Located deep within the ice at the South Pole in Antarctica, the IceCube Neutrino Observatory watches for traces of the mysterious neutrino, a subatomic messenger from the cosmos that lends a greater understanding of far away events in the universe.
Once frozen in, sensors in the detector can only be reached by cables that connect them to the surface laboratory. Data from the detector has only been examined on computer screens, ported by satellite around the world to the international IceCube Collaboration — until now.
Thanks to a partnership between WID and the Wisconsin IceCube Particle Astrophysics Center (WIPAC), scientists can step inside the world’s largest neutrino detector and see neutrino events in 3D for the first time.
The collaborative team of physicists, outreach specialists, data experts and computer programmers has translated major neutrino events collected by IceCube into visual 3D events that can be navigated virtually in WID’s Living Environments Laboratory the UW–Madison campus.
Jim Madsen, physics professor at UW-River Falls and the assistant director for Education and Outreach at WIPAC, says the collaboration provides a unique glimpse into the IceCube grid that even technicians on site haven’t been able to see until now.
“Neutrinos have been studied for more than 80 years, but continue to surprise us and still have properties that are not well understood,” says Madsen.
Ross Tredinnick, systems programmer at WID’s Living Environments Laboratory (LEL) who’s led efforts with Madsen on the project, says the project opens doors to new types of data visualization in virtual reality.
“The IceCube visualization project is a perfect example that showcases the research diversity of the LEL,” Tredinnick says. “Virtual reality creates experiences for people that would otherwise be expensive or impossible to achieve in the real world. We expect that this project will lead to more collaboration across the UW and other universities.”
One example where visualizing neutrino data in three dimensions can be especially insightful, Madsen and Tredinnick say, is characterizing events based on the patterns neutrino interactions leave as they’re recorded by the sensors. To determine the energy, direction and type of neutrino, the intensity and sequence of the light seen in the event can be parsed through in the CAVE in a way that’s not possible in two dimensions on a computer screen.

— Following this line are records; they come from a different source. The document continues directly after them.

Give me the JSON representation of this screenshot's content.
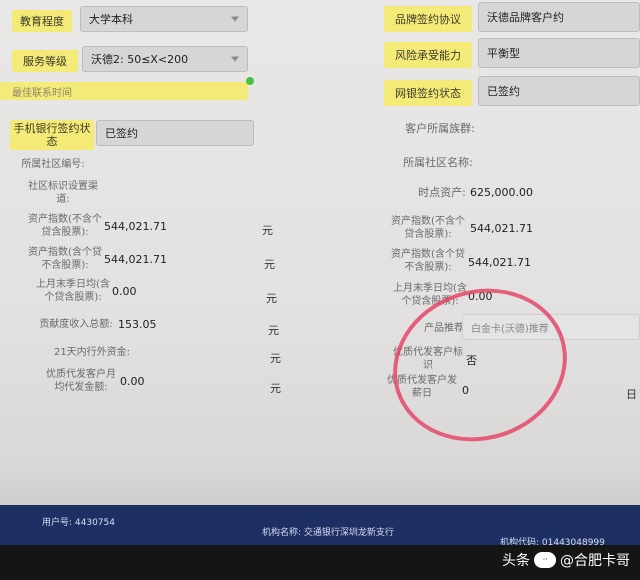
{
  "left": {
    "education": {
      "label": "教育程度",
      "value": "大学本科"
    },
    "service_level": {
      "label": "服务等级",
      "value": "沃德2: 50≤X<200"
    },
    "best_contact_time": {
      "label": "最佳联系时间"
    },
    "mobile_bank_status": {
      "label": "手机银行签约状态",
      "value": "已签约"
    },
    "community_no": {
      "label": "所属社区编号:"
    },
    "community_channel": {
      "label": "社区标识设置渠道:"
    },
    "asset_index_excl": {
      "label": "资产指数(不含个贷含股票):",
      "value": "544,021.71",
      "unit": "元"
    },
    "asset_index_incl": {
      "label": "资产指数(含个贷不含股票):",
      "value": "544,021.71",
      "unit": "元"
    },
    "last_month_avg": {
      "label": "上月末季日均(含个贷含股票):",
      "value": "0.00",
      "unit": "元"
    },
    "contribution_income": {
      "label": "贡献度收入总额:",
      "value": "153.05",
      "unit": "元"
    },
    "d21_funds": {
      "label": "21天内行外资金:",
      "unit": "元"
    },
    "agent_amount": {
      "label": "优质代发客户月均代发金额:",
      "value": "0.00",
      "unit": "元"
    }
  },
  "right": {
    "brand_agreement": {
      "label": "品牌签约协议",
      "value": "沃德品牌客户约"
    },
    "risk_capacity": {
      "label": "风险承受能力",
      "value": "平衡型"
    },
    "netbank_status": {
      "label": "网银签约状态",
      "value": "已签约"
    },
    "community_group": {
      "label": "客户所属族群:"
    },
    "community_name": {
      "label": "所属社区名称:"
    },
    "point_assets": {
      "label": "时点资产:",
      "value": "625,000.00"
    },
    "asset_index_excl": {
      "label": "资产指数(不含个贷含股票):",
      "value": "544,021.71"
    },
    "asset_index_incl": {
      "label": "资产指数(含个贷不含股票):",
      "value": "544,021.71"
    },
    "last_month_avg": {
      "label": "上月末季日均(含个贷含股票):",
      "value": "0.00"
    },
    "product_recommend": {
      "label": "产品推荐",
      "value": "白金卡(沃德)推荐"
    },
    "agent_flag": {
      "label": "优质代发客户标识",
      "value": "否"
    },
    "agent_day": {
      "label": "优质代发客户发薪日",
      "value": "0",
      "unit": "日"
    }
  },
  "statusbar": {
    "user": "用户号: 4430754",
    "org": "机构名称: 交通银行深圳龙新支行",
    "org_code": "机构代码: 01443048999"
  },
  "watermark": {
    "brand": "头条",
    "handle": "@合肥卡哥",
    "badge": "ᐧᐧ"
  },
  "colors": {
    "label_yellow": "#f4ea78",
    "field_gray": "#d6d6d6",
    "status_navy": "#1d2f63",
    "red_circle": "#e5476a",
    "green_dot": "#46c046"
  }
}
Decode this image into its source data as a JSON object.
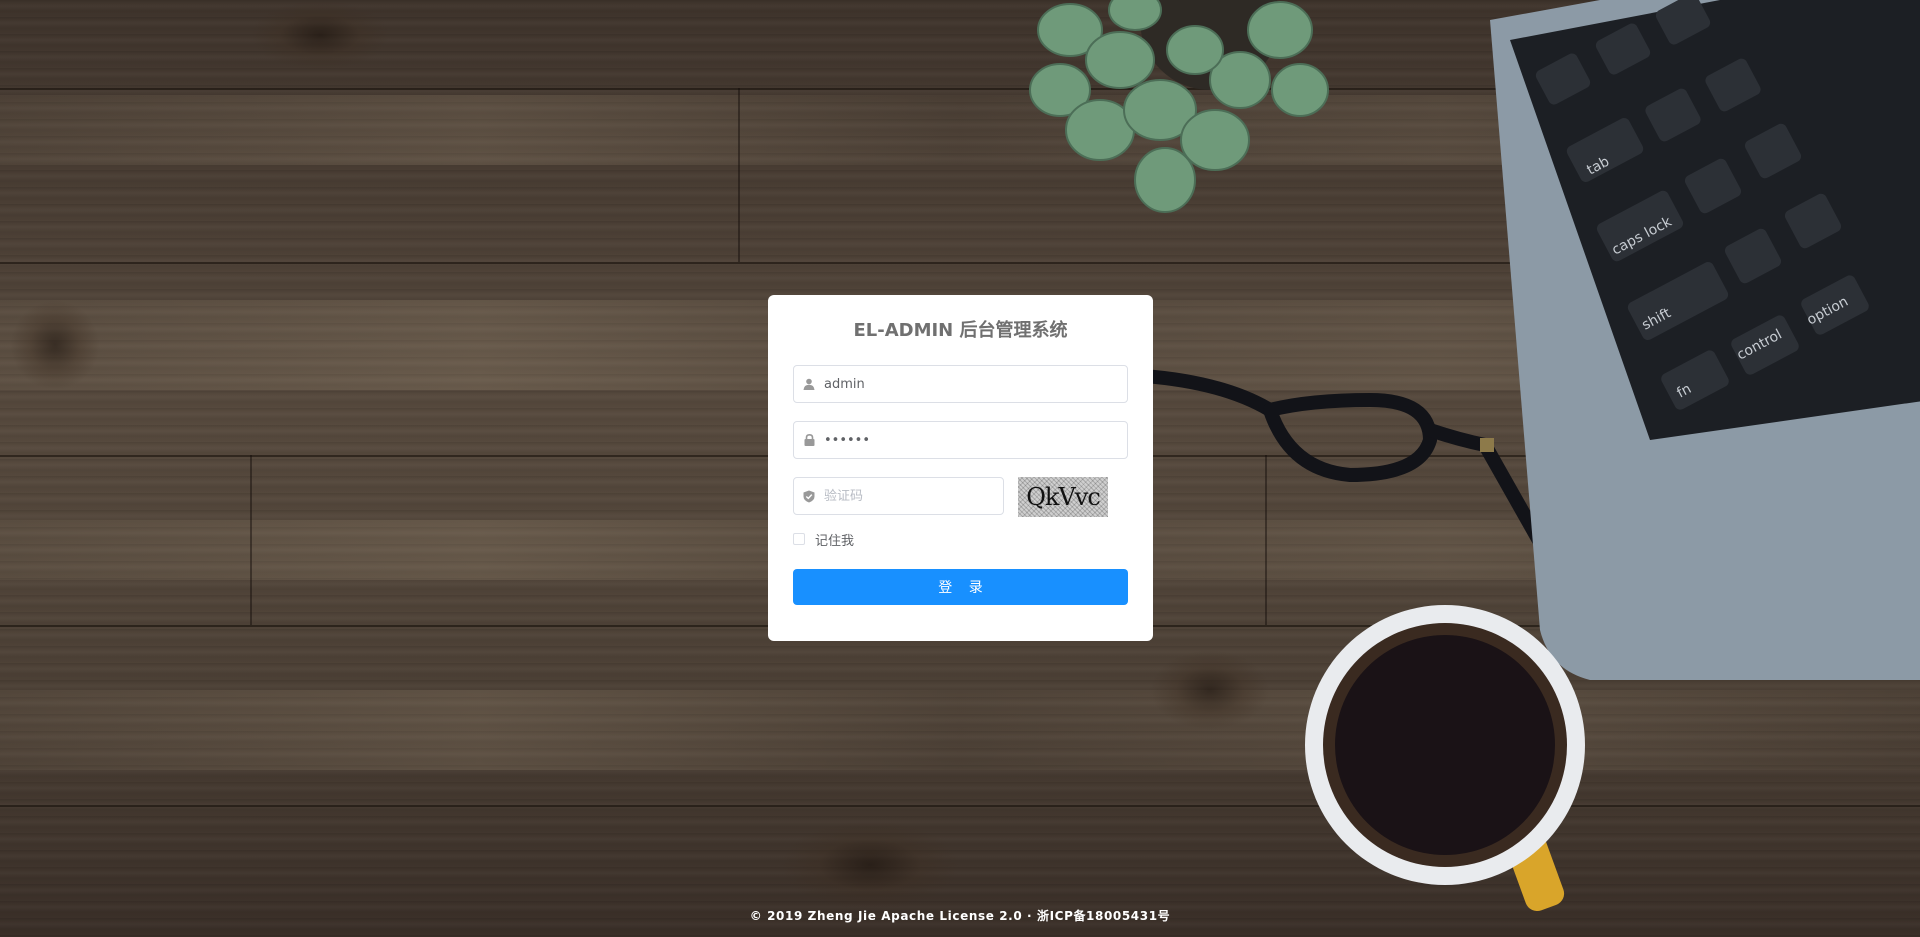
{
  "login": {
    "title": "EL-ADMIN 后台管理系统",
    "username": {
      "value": "admin",
      "icon": "user-icon"
    },
    "password": {
      "value": "••••••",
      "icon": "lock-icon"
    },
    "captcha": {
      "placeholder": "验证码",
      "image_text": "QkVvc",
      "icon": "shield-check-icon"
    },
    "remember_me": {
      "label": "记住我",
      "checked": false
    },
    "submit_label": "登 录"
  },
  "footer": {
    "text": "© 2019 Zheng Jie Apache License 2.0 · 浙ICP备18005431号"
  },
  "theme": {
    "accent": "#1890ff",
    "card_bg": "#ffffff",
    "title_color": "#707070"
  }
}
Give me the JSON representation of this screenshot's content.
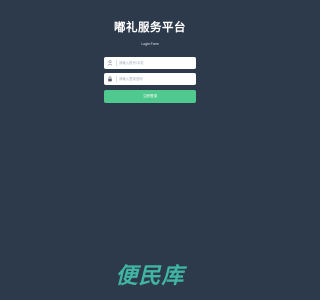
{
  "header": {
    "title": "嘟礼服务平台",
    "subtitle": "Login Form"
  },
  "form": {
    "username": {
      "icon": "user-icon",
      "placeholder": "请输入账号/手机"
    },
    "password": {
      "icon": "lock-icon",
      "placeholder": "请输入登录密码"
    },
    "login_label": "立即登录"
  },
  "watermark": {
    "text": "便民库"
  },
  "colors": {
    "background": "#2d3a4b",
    "button": "#50c98e",
    "watermark": "#40b6a2"
  }
}
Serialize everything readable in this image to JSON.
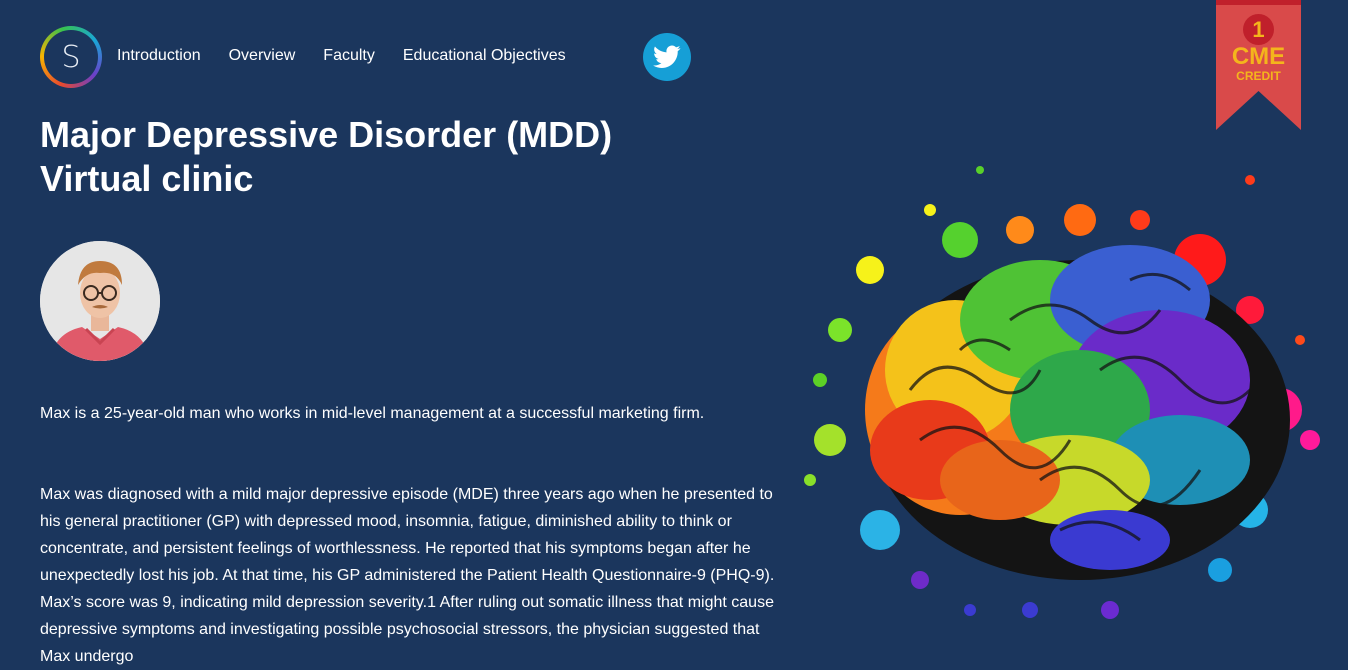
{
  "header": {
    "logo_letter": "S",
    "nav": [
      {
        "label": "Introduction"
      },
      {
        "label": "Overview"
      },
      {
        "label": "Faculty"
      },
      {
        "label": "Educational Objectives"
      }
    ],
    "social_icon": "twitter-icon"
  },
  "badge": {
    "number": "1",
    "label": "CME",
    "sublabel": "CREDIT"
  },
  "main": {
    "title_line1": "Major Depressive Disorder (MDD)",
    "title_line2": "Virtual clinic",
    "paragraph1": "Max is a 25-year-old man who works in mid-level management at a successful marketing firm.",
    "paragraph2": "Max was diagnosed with a mild major depressive episode (MDE) three years ago when he presented to his general practitioner (GP) with depressed mood, insomnia, fatigue, diminished ability to think or concentrate, and persistent feelings of worthlessness. He reported that his symptoms began after he unexpectedly lost his job. At that time, his GP administered the Patient Health Questionnaire-9 (PHQ-9). Max’s score was 9, indicating mild depression severity.1 After ruling out somatic illness that might cause depressive symptoms and investigating possible psychosocial stressors, the physician suggested that Max undergo"
  },
  "colors": {
    "background": "#1b365d",
    "ribbon": "#d94a4a",
    "ribbon_text": "#f4b51c",
    "twitter": "#169fd6"
  }
}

Tredinnick says working with neutrino data has not only expanded the data applications in the CAVE, but it’s also allowed the team to develop additional features that can be key drivers of future projects.
“For the first time, people can view the detector from inside the ice. It might give people a better experience than actually going to the South Pole.”
For instance, the group has created situational audio that allows the user to hear the data as it’s occurring during a neutrino event. The vast scale of the IceCube environment also proved challenging at times, especially the task of accurately rendering a true scale representation of more than 5,000 sensors spanning over a cubic kilometer of space underneath the Antarctic ice.
Replicating an environment that’s both easy for the user to navigate (traveling from one place to another with a joystick) and accurately portrays the size of the sensors and space beneath the ice required additional insight that can be carried into future simulations in the CAVE.
The group says the next step is creating a library of significant neutrino events that can be shared and experienced more widely, both for research and public outreach.
“The CAVE is a really engaging, unique environment,” says Madsen. “For the first time, people can view the detector from inside the ice. It might give people a better experience than actually going to the South Pole.”